Front-Page Femmes

Marisol Escobar, known in the 1960s for her wooden Pop Art sculptures, died at the age of 85.

Adriana Varejão’s hand-painted tile mural covers Rio’s 2016 Summer Olympics aquatics stadium.

Tauba Auerbach makes a large, geometric pop-up book.

Mona Hatoum’s survey includes endoscopic video of her internal organs.

Iranian cartoonist Atena Farghadani was released from prison.

A fire at German artist Rosemarie Trockel’s home damaged and destroyed more than $30 million worth of art.

Cornelia Parker installed a Hitchcock-inspired barn on the roof of the Metropolitan Museum of Art.

The Los Angeles Times traces 89-year-old artist Betye Saar‘s oeuvre through her recent and upcoming exhibitions.

Unnerving, surreal characters in Floria González’s photographs explore the impact of motherhood on her life.

Virginia-based teen Razan Elbaba uses photography to “break the stereotypes and significantly express the true goal of Muslim women.”

Art Basel visitors will help performance artist Alison Knowles toss a giant salad before it is served.

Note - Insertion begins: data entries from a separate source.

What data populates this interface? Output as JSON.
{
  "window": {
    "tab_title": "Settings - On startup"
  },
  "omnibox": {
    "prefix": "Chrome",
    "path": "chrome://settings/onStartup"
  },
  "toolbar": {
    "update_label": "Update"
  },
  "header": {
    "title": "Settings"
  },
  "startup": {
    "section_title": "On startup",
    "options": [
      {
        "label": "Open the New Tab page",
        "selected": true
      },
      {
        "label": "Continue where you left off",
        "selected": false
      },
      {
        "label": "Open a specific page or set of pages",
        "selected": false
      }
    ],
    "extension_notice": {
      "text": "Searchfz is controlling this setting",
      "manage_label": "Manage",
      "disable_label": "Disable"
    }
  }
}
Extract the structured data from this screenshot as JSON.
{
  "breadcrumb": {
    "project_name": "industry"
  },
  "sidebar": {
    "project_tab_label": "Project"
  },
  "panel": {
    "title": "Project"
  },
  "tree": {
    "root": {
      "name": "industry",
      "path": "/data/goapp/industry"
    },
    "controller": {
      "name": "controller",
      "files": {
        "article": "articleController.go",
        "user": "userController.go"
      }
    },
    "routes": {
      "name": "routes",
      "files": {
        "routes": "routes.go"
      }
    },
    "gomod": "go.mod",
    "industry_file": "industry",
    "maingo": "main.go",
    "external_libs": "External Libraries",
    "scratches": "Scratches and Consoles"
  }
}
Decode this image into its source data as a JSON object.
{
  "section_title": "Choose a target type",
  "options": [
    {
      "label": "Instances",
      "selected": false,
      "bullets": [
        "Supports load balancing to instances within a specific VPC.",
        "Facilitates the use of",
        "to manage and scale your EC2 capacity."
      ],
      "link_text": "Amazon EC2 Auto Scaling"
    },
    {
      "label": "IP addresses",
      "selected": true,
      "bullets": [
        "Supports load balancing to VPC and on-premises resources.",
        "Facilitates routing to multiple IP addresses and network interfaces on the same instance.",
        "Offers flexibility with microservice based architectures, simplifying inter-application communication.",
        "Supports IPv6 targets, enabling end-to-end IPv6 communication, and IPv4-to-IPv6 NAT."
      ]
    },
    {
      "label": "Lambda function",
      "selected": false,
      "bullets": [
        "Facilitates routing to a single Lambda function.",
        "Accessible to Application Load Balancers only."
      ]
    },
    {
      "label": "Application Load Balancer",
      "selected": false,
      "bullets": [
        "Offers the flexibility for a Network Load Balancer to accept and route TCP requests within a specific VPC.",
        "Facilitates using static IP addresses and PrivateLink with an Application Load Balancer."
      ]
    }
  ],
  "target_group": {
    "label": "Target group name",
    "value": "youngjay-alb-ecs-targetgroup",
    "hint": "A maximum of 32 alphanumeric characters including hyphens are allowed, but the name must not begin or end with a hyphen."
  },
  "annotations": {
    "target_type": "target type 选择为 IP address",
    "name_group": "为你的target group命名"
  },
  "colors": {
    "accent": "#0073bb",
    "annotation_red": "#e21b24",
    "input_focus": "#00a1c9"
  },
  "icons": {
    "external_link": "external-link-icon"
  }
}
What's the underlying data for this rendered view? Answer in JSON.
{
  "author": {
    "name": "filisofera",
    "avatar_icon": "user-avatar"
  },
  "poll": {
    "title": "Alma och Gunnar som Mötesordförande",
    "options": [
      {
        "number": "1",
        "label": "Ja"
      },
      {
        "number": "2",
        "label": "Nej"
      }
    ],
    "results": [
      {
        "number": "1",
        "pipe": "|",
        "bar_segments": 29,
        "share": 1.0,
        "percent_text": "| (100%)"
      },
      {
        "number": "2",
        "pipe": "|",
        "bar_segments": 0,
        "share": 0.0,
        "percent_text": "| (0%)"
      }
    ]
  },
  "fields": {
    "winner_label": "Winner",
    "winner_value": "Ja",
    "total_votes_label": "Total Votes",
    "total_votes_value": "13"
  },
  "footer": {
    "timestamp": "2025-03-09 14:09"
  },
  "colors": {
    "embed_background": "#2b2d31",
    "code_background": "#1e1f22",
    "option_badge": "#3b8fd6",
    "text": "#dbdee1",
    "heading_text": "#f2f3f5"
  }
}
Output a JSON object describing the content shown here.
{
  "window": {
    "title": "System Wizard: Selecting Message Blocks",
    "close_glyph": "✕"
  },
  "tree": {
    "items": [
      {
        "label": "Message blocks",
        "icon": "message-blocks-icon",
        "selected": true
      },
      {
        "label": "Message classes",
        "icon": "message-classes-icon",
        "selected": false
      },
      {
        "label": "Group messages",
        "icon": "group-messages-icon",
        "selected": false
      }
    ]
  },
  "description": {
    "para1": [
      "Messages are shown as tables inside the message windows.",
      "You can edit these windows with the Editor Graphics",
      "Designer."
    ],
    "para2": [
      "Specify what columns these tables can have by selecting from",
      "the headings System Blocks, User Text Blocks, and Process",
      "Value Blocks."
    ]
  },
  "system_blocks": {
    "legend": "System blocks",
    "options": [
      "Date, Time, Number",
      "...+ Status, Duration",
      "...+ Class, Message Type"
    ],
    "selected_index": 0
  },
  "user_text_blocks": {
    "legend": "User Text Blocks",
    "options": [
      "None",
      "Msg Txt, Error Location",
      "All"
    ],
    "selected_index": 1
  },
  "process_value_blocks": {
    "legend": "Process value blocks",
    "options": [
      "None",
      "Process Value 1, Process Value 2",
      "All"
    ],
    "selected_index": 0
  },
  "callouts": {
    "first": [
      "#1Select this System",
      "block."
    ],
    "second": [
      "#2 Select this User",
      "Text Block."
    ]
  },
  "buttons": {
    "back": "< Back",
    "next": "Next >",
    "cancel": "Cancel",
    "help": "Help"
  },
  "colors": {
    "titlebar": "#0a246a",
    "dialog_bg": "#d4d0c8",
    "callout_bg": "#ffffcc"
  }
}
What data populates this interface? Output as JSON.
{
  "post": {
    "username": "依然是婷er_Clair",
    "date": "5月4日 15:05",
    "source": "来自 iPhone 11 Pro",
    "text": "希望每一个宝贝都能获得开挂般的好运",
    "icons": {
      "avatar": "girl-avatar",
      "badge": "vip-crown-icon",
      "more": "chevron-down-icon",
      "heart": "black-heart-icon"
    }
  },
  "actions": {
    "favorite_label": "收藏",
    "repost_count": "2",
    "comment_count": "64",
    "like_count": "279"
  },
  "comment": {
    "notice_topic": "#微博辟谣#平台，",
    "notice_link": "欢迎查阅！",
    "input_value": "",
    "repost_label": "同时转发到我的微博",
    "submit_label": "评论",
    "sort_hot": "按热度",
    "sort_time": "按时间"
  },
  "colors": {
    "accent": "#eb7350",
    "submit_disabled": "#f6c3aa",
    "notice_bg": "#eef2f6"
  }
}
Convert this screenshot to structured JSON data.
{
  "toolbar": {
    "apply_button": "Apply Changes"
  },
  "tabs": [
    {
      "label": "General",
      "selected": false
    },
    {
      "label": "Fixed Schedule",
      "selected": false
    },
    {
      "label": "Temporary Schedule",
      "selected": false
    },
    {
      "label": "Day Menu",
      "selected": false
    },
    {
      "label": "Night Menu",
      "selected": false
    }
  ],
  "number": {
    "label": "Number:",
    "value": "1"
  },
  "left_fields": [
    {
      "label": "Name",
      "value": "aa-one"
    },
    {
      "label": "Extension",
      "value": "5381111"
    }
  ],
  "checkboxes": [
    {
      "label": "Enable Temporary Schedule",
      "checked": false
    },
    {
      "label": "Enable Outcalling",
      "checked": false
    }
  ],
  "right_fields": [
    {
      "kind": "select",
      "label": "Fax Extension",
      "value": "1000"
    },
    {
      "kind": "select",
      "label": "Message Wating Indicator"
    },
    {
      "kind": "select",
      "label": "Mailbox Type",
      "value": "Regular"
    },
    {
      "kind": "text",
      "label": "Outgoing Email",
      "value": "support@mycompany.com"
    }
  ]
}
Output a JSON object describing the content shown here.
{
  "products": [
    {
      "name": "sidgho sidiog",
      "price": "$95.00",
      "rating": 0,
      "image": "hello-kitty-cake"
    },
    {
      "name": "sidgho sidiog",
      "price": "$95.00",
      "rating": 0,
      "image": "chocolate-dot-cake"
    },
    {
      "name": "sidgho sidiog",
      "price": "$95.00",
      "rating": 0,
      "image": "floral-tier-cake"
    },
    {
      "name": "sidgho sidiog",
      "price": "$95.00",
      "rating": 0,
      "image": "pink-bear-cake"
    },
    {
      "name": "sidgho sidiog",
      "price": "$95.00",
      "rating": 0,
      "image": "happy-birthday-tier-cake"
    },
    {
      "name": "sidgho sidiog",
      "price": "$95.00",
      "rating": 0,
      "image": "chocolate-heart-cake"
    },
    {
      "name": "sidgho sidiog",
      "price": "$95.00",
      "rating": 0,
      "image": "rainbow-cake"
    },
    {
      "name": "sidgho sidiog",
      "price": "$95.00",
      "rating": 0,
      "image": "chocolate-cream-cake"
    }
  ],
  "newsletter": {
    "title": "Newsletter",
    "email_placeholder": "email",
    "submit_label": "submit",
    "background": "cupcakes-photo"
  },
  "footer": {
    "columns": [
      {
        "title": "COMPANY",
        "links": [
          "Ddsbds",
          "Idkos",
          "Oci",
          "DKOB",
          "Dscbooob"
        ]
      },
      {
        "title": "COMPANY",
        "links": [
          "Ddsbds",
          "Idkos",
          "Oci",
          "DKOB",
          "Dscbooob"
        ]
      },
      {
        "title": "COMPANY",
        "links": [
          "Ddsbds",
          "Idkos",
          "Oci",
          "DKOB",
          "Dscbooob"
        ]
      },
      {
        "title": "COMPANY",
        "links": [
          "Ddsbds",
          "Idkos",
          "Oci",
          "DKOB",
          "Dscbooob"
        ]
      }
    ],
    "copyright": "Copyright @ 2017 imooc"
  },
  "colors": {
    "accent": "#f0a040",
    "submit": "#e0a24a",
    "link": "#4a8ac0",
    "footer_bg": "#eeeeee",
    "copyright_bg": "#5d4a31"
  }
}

Heather Phillipson’s three-part installation for Frieze New York involves dog sculptures, video, trampolines, pillows and more.

The Guardian shares the @52museums Instagram project—highlighting one of NMWA’s posts.

“It’s so empowering for this generation to see a black ballerina doll that has muscles,” says Misty Copeland about the new Barbie made in her likeness.

NPR describes a new album by Anohni, formerly Antony Hegarty, as “a pop album that is simultaneously an act of dissent.”

Gabriela Burkhalter’s The Playground Project explores forgotten artistic playgrounds of the 20th century.

Sweet Lamb of Heaven, by Lydia Millet, is “an extraordinary metaphysical thriller.”

The New Yorker delves into two articles written by Harper Lee about the case that brought her to Kansas with Truman Capote.

The documentary Eva Hesse, structured around excerpts from her journals, provides a psychological portrait of the artist. Watch the trailer.

Shows We Want to See

Five women artists from the Electric Machete Studios collective locked themselves in their studio for 48 hours. The resulting works reflect the “complex identities of the women as feminists and artists.” Interventions: A Xicana & Boricua Guerrilla Perspective explores the relationship between art, feminism, and indigenous identity.

Abstract work by overlooked Victorian spiritualist Georgiana Houghton will be featured in London. The Guardian writes, “Houghton would host a seance, talk to her spirit guide and draw complex, colourful and layered watercolours.”

Carmen Herrera—now 101 years old—“distills painting to its purest elements.”

—Emily Haight is the digital editorial assistant at the National Museum of Women in the Arts.